Study Objective: To test the hypothesis that the magnitude of the acute hemodynamic response to electroconvulsive therapy (ECT) is related to the duration of the seizure activity in patients receiving different dosages of intravenous (IV) lidocaine. Design: Randomized, double-blind, placebo- controlled, cross-over study. Setting: University-affiliated hospital. Patients: 21 ASA physical statues I, II, and III patients undergoing four consecutive maintenance ECT treatments for chronic depression. Interventions: Patients received lidocaine 50 mg, 100 mg, 200 mg IV, or saline prior to induction of anesthesia via a standardized anesthetic technique. Measurements and Main Results: Noninvasive blood pressure (BP) and heart, rate (HR), as well as the duration of motor and electroencephalographic (EEG) seizure, were measured. The duration of motor and EEG seizures (means ± SD) were 37 ± 13 sec and 64 ± 21 sec, 25 ± 11 sec and 52 ± 43 sec, 17 ± 12 sec and 32 ± 17 sec, 1 ± 3 sec and 18 ± 10 sec in the saline, lidocaine 50 mg, 100 mg, 200 mg groups, respectively.
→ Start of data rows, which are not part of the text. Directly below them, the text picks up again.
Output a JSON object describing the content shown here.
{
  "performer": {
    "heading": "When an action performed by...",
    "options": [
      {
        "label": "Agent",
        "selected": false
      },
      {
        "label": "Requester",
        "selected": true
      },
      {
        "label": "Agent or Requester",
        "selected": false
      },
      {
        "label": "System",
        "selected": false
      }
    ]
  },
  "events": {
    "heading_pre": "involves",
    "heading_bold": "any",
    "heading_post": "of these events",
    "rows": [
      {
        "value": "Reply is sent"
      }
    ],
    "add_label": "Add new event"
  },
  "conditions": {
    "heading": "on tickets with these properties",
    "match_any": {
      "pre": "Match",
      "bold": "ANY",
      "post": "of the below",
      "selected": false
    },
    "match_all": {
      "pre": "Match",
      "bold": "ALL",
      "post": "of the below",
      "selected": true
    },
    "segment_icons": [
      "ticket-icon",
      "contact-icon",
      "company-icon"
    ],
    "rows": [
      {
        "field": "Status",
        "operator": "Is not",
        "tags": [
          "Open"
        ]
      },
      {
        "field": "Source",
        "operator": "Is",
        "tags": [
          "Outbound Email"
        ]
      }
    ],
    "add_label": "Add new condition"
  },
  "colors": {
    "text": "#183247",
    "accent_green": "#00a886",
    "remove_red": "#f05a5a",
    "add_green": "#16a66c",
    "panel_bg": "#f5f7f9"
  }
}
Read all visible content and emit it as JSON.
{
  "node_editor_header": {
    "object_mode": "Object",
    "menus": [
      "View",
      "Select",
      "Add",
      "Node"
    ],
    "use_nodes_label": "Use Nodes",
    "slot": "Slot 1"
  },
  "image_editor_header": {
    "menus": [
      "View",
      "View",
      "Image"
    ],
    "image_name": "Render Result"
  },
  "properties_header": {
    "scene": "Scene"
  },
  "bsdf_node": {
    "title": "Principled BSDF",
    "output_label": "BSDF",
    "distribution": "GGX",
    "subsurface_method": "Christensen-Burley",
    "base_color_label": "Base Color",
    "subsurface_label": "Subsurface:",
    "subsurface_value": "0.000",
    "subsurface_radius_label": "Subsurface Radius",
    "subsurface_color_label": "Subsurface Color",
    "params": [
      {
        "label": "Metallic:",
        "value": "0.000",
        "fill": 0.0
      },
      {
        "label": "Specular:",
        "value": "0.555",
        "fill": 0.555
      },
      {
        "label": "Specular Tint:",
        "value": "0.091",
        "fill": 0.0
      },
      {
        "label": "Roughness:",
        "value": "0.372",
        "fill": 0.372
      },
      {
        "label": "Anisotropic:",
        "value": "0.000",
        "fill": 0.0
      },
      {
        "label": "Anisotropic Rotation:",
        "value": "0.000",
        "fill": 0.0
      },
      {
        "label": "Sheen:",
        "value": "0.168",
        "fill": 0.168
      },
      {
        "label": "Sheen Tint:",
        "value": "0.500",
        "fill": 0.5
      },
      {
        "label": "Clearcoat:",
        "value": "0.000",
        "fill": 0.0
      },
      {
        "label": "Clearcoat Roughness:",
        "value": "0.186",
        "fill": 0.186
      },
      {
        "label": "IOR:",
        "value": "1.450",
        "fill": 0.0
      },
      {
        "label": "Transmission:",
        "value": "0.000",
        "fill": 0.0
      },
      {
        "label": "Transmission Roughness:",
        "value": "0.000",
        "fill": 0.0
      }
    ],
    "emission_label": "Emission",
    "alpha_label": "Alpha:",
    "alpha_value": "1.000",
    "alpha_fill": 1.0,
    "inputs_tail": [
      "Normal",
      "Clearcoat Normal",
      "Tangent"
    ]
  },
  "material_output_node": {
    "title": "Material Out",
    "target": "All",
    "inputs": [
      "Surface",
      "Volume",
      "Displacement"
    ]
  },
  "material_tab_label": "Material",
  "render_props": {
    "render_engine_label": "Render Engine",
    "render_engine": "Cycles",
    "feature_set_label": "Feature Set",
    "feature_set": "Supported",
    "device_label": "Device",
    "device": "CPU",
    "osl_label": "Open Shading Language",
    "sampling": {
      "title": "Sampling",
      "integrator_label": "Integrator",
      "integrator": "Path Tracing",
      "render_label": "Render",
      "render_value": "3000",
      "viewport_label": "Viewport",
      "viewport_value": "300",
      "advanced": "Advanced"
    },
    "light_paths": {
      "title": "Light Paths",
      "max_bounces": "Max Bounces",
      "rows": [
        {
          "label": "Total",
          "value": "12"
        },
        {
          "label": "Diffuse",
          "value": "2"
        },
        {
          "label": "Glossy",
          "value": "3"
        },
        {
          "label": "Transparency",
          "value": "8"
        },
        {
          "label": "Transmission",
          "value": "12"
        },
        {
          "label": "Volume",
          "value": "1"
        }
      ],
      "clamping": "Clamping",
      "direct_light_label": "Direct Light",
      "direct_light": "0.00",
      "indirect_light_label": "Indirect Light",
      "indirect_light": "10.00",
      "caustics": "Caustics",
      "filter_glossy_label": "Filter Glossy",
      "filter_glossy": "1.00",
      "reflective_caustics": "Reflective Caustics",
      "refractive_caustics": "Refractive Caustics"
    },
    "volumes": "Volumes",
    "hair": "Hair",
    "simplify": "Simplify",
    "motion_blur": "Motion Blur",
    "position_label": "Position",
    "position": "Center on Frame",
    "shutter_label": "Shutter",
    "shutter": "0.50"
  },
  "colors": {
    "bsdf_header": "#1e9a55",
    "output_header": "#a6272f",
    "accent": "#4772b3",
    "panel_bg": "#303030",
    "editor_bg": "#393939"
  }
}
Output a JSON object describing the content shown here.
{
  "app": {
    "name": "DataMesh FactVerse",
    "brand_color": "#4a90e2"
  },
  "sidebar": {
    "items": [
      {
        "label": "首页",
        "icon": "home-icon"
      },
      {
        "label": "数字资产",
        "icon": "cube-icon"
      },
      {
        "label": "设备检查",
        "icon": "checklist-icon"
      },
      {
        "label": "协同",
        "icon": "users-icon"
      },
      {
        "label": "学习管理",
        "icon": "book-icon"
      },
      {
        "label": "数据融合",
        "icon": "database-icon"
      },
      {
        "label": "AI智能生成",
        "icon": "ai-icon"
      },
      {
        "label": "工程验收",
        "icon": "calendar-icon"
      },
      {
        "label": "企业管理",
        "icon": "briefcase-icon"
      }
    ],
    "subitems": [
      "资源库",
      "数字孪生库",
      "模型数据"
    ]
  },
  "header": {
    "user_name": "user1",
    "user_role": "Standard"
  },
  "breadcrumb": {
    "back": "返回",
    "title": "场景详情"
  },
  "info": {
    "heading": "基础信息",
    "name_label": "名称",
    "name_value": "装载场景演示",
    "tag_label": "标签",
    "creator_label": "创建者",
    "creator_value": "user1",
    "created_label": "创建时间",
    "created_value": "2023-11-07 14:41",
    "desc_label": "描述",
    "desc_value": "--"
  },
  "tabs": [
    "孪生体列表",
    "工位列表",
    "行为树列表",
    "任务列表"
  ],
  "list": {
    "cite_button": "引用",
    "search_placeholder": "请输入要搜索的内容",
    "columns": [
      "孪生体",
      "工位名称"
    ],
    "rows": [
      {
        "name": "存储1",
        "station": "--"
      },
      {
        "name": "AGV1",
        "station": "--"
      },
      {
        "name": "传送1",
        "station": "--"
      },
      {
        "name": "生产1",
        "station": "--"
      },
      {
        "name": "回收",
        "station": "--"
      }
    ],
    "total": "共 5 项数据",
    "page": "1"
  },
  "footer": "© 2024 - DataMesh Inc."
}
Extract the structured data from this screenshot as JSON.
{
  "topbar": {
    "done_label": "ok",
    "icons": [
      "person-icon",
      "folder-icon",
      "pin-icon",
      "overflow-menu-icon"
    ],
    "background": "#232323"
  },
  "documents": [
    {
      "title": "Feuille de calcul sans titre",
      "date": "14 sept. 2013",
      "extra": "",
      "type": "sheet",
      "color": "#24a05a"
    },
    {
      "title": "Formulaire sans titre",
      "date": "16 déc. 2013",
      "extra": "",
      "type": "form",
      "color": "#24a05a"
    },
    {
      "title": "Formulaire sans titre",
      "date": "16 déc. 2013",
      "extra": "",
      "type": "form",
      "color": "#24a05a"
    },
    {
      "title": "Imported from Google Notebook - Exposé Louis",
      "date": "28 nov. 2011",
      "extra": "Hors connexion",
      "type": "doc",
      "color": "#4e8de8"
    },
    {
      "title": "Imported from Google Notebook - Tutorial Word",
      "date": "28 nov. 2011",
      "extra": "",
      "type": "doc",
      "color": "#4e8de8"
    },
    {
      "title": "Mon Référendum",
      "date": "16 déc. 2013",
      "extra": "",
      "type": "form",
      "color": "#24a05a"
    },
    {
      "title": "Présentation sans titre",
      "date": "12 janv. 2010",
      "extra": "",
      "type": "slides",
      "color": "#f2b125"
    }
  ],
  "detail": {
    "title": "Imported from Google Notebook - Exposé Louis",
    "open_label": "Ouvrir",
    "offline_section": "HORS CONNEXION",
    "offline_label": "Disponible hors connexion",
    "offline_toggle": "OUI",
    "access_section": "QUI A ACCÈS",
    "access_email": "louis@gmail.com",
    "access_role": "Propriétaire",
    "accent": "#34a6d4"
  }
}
Although the duration of seizure activity was decreased in a dose-related fashion after lidocaine pretreatment, the peak increases in BP and HR were similar in the lidocaine and saline treatment groups. Conclusions: Despite producing dose-related decreases in the duration of both motor and EEG seizure activity, lidocaine failed to attenuate the acute hemodynamic response to ECT. Thus, the acute hemodynamic response to ECT is not related to the duration of seizure activity.
- Anesthetics, local: lidocaine
- Electroconvulsive therapy
- Electroencephalography: seizure activity
ASJC Scopus subject areas
- Anesthesiology and Pain Medicine